TASK REQUIREMENTS: Scan the records below for the string "קצרה" and return every line where it appears.
───── EXERCISE MATERIALS
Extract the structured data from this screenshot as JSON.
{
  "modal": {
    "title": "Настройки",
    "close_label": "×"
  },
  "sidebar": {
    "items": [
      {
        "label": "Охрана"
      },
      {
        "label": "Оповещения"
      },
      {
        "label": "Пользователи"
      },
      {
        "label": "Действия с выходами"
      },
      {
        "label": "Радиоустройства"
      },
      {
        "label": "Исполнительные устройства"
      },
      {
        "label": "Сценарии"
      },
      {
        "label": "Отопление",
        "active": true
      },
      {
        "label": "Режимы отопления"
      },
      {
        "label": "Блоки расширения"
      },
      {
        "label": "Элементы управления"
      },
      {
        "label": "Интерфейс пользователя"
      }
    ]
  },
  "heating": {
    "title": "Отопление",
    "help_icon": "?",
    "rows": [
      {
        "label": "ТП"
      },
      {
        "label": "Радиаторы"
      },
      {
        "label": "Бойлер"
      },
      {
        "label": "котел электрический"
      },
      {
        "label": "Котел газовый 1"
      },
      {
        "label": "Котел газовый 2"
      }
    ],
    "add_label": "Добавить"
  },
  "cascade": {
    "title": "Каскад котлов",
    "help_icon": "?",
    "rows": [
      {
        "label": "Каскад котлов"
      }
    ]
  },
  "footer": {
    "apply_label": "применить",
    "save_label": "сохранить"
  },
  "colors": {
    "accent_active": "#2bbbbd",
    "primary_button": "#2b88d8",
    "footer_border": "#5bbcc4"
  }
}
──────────
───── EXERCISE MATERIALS
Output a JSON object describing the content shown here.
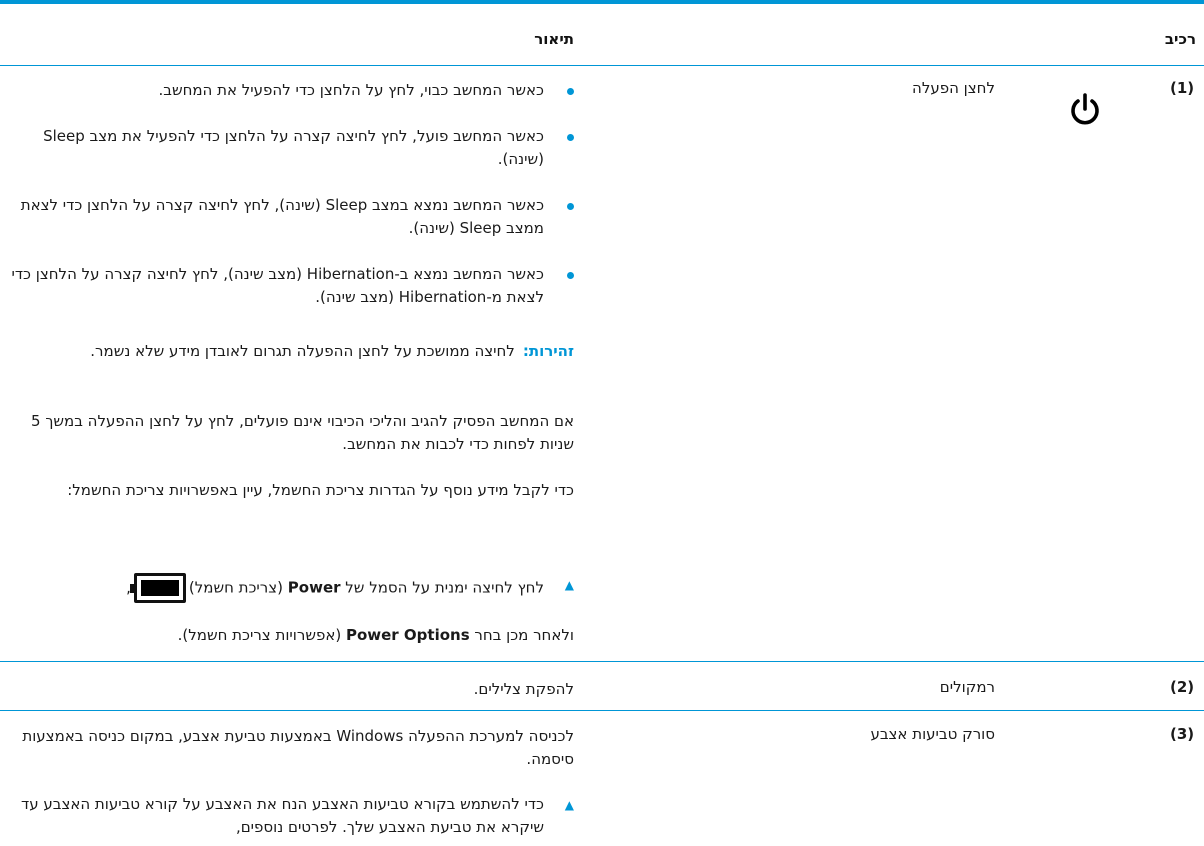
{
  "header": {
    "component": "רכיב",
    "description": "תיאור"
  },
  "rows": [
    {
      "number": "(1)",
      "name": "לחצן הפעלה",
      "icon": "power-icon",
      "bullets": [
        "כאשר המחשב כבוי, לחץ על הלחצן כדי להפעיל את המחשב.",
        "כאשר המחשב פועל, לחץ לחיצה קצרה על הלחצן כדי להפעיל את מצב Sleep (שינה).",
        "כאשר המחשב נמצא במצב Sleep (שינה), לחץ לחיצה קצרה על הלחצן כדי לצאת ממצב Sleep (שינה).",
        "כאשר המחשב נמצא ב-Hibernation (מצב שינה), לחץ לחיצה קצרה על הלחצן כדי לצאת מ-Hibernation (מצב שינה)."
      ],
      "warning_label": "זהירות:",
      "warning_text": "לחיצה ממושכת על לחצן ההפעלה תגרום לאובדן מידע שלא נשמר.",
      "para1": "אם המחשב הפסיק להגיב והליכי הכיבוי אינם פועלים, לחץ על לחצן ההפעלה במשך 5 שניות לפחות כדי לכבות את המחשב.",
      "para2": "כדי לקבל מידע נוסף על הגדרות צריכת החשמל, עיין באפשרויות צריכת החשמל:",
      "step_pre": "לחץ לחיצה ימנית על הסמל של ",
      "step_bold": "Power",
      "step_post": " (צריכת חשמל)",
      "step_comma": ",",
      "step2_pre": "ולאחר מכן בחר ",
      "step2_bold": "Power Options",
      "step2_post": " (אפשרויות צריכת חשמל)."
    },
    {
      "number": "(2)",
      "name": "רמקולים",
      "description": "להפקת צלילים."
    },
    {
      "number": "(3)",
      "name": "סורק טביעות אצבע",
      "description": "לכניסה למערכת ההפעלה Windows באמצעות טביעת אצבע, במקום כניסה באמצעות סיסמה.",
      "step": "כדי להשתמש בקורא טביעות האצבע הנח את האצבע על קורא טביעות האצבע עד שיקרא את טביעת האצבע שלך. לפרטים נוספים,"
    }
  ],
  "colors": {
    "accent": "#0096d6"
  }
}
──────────
RESPONSE FOR THIS EXERCISE:
        "כאשר המחשב פועל, לחץ לחיצה קצרה על הלחצן כדי להפעיל את מצב Sleep (שינה).",
        "כאשר המחשב נמצא במצב Sleep (שינה), לחץ לחיצה קצרה על הלחצן כדי לצאת ממצב Sleep (שינה).",
        "כאשר המחשב נמצא ב-Hibernation (מצב שינה), לחץ לחיצה קצרה על הלחצן כדי לצאת מ-Hibernation (מצב שינה)."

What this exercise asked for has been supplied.